PROVIDED RECORDS |
━━━━━━━━━━━━━━━━━━━━
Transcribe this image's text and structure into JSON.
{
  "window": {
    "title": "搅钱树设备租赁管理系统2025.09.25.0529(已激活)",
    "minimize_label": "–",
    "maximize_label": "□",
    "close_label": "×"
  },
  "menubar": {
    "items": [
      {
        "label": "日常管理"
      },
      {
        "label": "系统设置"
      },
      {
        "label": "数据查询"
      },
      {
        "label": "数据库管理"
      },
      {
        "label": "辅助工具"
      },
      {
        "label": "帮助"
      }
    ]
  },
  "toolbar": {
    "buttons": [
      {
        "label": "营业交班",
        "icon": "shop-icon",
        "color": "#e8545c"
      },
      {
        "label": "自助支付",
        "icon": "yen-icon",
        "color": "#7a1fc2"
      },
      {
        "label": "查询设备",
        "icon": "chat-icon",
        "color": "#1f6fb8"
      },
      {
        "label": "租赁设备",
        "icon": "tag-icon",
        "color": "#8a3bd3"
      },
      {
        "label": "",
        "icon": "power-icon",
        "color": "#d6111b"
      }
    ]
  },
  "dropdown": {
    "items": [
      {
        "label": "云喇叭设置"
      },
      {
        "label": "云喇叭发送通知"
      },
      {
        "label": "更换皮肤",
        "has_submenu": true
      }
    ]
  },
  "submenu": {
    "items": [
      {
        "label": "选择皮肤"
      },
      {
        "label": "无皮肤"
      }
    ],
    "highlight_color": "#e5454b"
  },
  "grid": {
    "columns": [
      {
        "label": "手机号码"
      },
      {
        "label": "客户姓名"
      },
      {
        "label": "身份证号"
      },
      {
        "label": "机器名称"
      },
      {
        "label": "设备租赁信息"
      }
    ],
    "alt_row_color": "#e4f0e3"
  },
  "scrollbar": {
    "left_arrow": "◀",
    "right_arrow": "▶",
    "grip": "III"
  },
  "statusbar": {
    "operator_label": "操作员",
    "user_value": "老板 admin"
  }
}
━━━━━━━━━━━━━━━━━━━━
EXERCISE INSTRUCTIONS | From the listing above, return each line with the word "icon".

ANSWER SECTION |
        "icon": "shop-icon",
        "icon": "yen-icon",
        "icon": "chat-icon",
        "icon": "tag-icon",
        "icon": "power-icon",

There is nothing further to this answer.